Many thanks to John (VA3KOT) who shares the following guest post which was originally published on his Ham Radio Outside the Box blog:
Why I Quit QRP (and maybe shouldn’t have)
by John (VA3KOT)
For many years I was a dedicated QRP operator. I even took my “Portable QRP Operation” show-and-tell out on the road for presentation at ham clubs in my area. Then along came the dark, gloomy depths of the solar cycle minimum. My forays out into the Big Blue Sky Shack became a series of disappointments. Maybe the odd QSO here and there, but most often I came home with nothing but a few RBN spots after multiple CQ calls. Something had to change.
I began to ask myself “why QRP?”. It’s a valid enough question. Just what is so magical about an output power of 5 watts? Why not 1 watt, 3 watts, or 20 watts? It has often been said that 5 watts of CW is equivalent to 100 watts of SSB. There is a mathematical proof but I won’t repeat it here. So shouldn’t 100 watts of SSB be considered QRP?
QRP has a cult-like following. There are several online organizations dedicated to it. I am a member of some of them. QRP certainly has an appeal for those of us who like to operate in the great outdoors. Perhaps the greatest advantage is that an entire station can be stuffed into a couple of pockets – antenna and all. And a QRP rig sips battery power so slowly that some can be powered all day on a 9-volt alkaline battery.
I laid the blame for my lack of portable QRP QSOs on poor propagation. Maybe my signal just wasn’t making the trip. The propagation demons in the sky were swallowing my signals, burping and grinning down at me with a smug, malicious gleam in their eyes. QRP-’til-I-die operators shrug that off as “the fun of QRP”. Not getting any QSOs is fun?

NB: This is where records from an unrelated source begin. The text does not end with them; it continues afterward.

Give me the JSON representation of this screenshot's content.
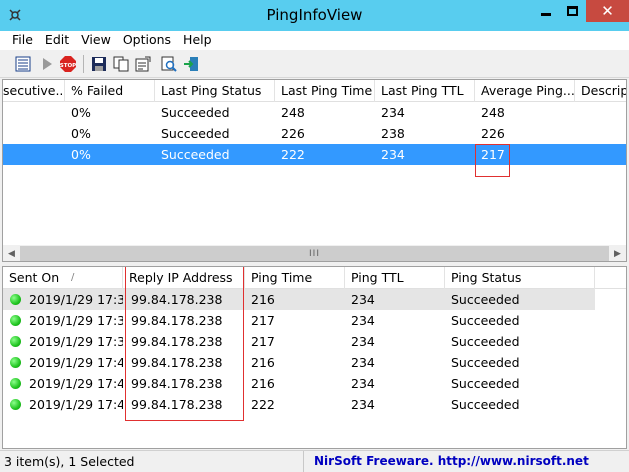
{
  "window": {
    "title": "PingInfoView"
  },
  "menu": [
    "File",
    "Edit",
    "View",
    "Options",
    "Help"
  ],
  "summary_table": {
    "columns": [
      "secutive...",
      "% Failed",
      "Last Ping Status",
      "Last Ping Time",
      "Last Ping TTL",
      "Average Ping...",
      "Descript"
    ],
    "rows": [
      [
        "",
        "0%",
        "Succeeded",
        "248",
        "234",
        "248",
        ""
      ],
      [
        "",
        "0%",
        "Succeeded",
        "226",
        "238",
        "226",
        ""
      ],
      [
        "",
        "0%",
        "Succeeded",
        "222",
        "234",
        "217",
        ""
      ]
    ],
    "selected_row": 2
  },
  "scrollbar": {
    "grip": "III"
  },
  "history_table": {
    "columns": [
      "Sent On",
      "Reply IP Address",
      "Ping Time",
      "Ping TTL",
      "Ping Status"
    ],
    "sort_indicator": "/",
    "rows": [
      [
        "2019/1/29 17:3...",
        "99.84.178.238",
        "216",
        "234",
        "Succeeded"
      ],
      [
        "2019/1/29 17:3...",
        "99.84.178.238",
        "217",
        "234",
        "Succeeded"
      ],
      [
        "2019/1/29 17:3...",
        "99.84.178.238",
        "217",
        "234",
        "Succeeded"
      ],
      [
        "2019/1/29 17:4...",
        "99.84.178.238",
        "216",
        "234",
        "Succeeded"
      ],
      [
        "2019/1/29 17:4...",
        "99.84.178.238",
        "216",
        "234",
        "Succeeded"
      ],
      [
        "2019/1/29 17:4...",
        "99.84.178.238",
        "222",
        "234",
        "Succeeded"
      ]
    ]
  },
  "status": {
    "items": "3 item(s), 1 Selected",
    "credit": "NirSoft Freeware.  http://www.nirsoft.net"
  },
  "colors": {
    "titlebar": "#58cdef",
    "selection": "#3399ff",
    "close": "#c74a40",
    "annotation": "#e03030",
    "link": "#0000c0"
  }
}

In hindsight, there could have been another explanation. The Reverse Beacon Network was constantly reaffirming that my puny emissions were making it up to the ionosphere and being refracted back down to the Earth. So why were so very few people responding to my CQs? I have a theory about that. Maybe, back then, random CQs only appealed to a small number of people. I asked myself how often I responded to random CQs. Hmmm, not too often!
Anyway, images of QRO rigs were dancing around my head whispering sweet messages of temptation in my ear. “Yes” I said to myself; “that’s the answer. Maybe I just need to blow more watts into the air and I will fill up my logbook!” But first a roadblock. I had to persuade “senior management” that I should invest in a new radio. Continue reading Guest Post: “Why I Quit QRP (and maybe shouldn’t have)”